Inexpensive wave energy generators could power millions of homes
A team of experts at the University of Edinburgh has designed a simple, low-cost energy generator that has the potential to provide enough power for 100 homes. According to the researchers, fleets of the inexpensive tools could be used worldwide to generate power for cities across the globe.
The engineers tested the Dielectric Elastomer Generator (DEG) device in an ocean simulator. The trial demonstrated that a single DEG could produce the equivalent of 500 kilowatts of electricity, which would power around 100 homes.
Compared to conventional power generators, the DEG is less expensive, made of more durable materials, and has fewer moving parts. The experts estimate that 10,000 DEGs could provide electricity to millions of homes.
The device was designed to be integrated into existing ocean energy systems to convert wave power into electricity. The team hopes that DEGs will replace conventional wave power generators that are more complicated and expensive.
“Wave energy is a potentially valuable resource around Scotland’s coastline and developing systems that harness this could play a valuable role in producing clean energy for future generations,” said study co-author Professor David Ingram.
The team, which also includes experts in Italy, explained that the technology could be deployed within decades.
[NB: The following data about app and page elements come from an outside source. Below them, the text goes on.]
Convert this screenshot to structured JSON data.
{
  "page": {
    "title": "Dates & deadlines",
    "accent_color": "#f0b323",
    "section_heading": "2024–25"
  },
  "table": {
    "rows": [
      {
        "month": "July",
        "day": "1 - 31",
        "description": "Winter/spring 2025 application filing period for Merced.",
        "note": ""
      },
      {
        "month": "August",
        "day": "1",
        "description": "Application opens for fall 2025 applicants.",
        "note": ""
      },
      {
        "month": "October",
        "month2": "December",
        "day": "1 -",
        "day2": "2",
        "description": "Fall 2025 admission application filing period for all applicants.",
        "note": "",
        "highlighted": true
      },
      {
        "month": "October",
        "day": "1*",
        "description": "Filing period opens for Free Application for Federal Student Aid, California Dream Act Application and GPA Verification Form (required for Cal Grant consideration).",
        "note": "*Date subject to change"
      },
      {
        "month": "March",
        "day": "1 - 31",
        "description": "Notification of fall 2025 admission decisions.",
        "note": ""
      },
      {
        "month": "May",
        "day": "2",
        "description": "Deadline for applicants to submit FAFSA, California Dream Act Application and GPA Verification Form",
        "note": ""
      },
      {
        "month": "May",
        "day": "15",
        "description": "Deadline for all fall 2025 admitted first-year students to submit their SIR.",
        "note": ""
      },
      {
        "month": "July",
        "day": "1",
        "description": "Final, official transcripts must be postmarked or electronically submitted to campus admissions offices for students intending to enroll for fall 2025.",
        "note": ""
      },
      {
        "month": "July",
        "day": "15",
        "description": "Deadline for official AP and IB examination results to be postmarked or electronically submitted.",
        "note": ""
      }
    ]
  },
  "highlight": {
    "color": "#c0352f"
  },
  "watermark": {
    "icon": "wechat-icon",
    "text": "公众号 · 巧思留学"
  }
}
Study co-author Dr. Giacomo Moretti from the Sant’Anna School of Advanced Studies said, “Remarkable average performance in realistically scaled sea states has been recorded during experiments, with peaks of power output of up to 3.8W.” At full scale, this would be hundreds of kilowatts.
“The obtained results demonstrated the concrete possibility of designing DEG-based wave energy converter devices that are conceived for large-scale electrical energy production.”
The study is published in the journal Proceedings of the Royal Society A.